What you will do — All lines of the records below that contain the word "Hitler" must be listed.

"""

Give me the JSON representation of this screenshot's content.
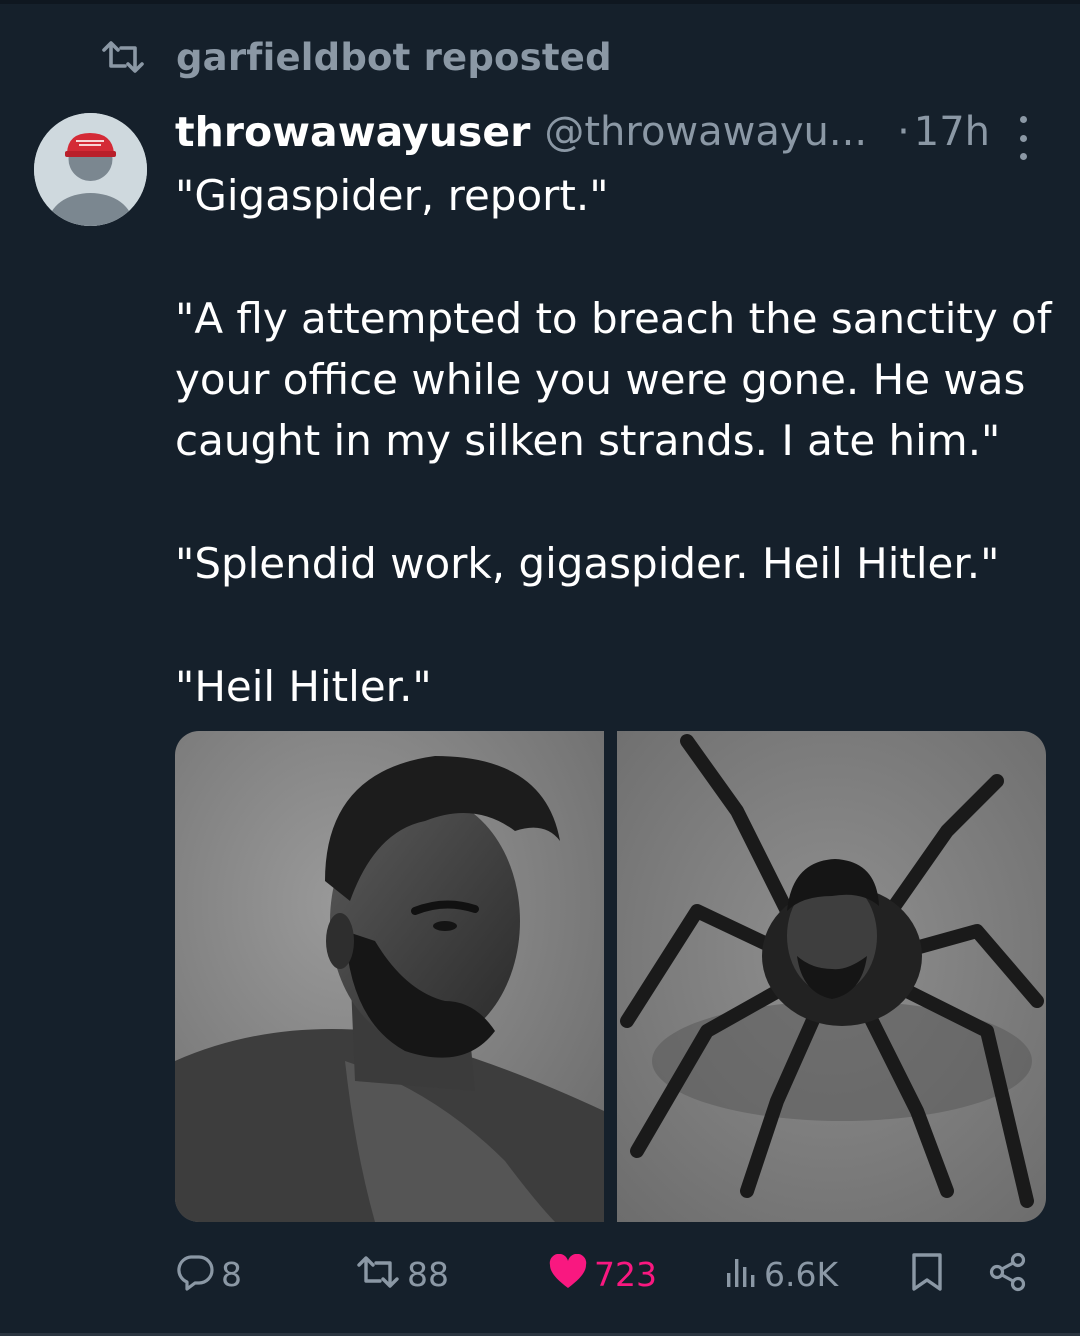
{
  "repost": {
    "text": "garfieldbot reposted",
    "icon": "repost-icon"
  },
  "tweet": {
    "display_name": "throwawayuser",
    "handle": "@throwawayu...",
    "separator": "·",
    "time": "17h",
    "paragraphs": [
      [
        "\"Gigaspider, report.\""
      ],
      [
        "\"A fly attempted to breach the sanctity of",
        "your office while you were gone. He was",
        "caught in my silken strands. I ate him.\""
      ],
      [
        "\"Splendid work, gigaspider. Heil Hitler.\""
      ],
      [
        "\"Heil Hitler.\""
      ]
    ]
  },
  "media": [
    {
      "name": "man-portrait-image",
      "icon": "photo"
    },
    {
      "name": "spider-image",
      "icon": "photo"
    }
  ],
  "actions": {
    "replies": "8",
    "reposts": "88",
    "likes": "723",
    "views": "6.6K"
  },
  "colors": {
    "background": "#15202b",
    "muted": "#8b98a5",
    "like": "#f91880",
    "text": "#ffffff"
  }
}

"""
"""

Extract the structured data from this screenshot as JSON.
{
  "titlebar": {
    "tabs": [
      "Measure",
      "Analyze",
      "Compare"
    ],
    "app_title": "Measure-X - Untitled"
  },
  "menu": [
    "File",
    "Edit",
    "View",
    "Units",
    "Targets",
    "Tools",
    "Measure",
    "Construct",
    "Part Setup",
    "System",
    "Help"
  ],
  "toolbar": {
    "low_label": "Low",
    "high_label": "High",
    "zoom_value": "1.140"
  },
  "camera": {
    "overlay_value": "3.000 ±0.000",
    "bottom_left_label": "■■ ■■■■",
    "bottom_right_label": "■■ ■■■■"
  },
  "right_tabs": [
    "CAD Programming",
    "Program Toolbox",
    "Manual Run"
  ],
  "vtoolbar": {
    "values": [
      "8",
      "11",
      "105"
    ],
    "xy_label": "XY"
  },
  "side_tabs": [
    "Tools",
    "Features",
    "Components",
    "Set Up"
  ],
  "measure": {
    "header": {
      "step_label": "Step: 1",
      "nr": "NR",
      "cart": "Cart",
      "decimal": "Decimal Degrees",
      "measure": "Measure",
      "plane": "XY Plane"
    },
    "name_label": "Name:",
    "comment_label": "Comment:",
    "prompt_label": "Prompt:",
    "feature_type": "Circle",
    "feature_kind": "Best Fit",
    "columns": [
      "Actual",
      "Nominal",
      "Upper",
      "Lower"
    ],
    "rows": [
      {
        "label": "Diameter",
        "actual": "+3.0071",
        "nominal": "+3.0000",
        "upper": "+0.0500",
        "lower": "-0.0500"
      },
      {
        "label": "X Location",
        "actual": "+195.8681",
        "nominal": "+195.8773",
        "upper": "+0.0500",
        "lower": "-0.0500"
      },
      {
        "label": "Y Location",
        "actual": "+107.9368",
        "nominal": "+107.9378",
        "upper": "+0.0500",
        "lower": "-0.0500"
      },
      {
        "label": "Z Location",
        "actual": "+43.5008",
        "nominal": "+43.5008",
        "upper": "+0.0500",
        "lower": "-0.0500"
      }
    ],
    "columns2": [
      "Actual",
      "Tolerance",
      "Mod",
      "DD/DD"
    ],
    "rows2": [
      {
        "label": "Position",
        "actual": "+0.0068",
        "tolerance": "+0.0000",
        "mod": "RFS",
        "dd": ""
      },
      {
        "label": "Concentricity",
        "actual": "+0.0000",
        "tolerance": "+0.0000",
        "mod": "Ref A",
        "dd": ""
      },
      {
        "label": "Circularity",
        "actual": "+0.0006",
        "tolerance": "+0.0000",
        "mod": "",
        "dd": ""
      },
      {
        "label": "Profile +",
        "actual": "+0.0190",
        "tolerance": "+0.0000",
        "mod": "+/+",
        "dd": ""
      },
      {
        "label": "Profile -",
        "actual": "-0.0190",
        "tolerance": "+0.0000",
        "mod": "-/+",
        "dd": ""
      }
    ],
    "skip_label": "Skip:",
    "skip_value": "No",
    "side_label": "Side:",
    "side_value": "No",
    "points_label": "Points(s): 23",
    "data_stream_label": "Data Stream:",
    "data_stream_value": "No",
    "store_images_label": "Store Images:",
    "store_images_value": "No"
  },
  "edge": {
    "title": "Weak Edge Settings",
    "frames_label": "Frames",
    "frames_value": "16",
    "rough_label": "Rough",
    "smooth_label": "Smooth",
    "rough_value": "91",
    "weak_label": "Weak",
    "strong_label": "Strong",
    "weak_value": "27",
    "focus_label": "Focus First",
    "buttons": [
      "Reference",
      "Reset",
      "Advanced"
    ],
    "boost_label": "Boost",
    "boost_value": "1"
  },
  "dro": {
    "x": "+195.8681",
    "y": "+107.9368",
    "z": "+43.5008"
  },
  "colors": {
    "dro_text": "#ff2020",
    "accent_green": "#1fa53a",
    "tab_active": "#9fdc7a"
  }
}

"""

Solved exercise —
        "\"Splendid work, gigaspider. Heil Hitler.\""
        "\"Heil Hitler.\""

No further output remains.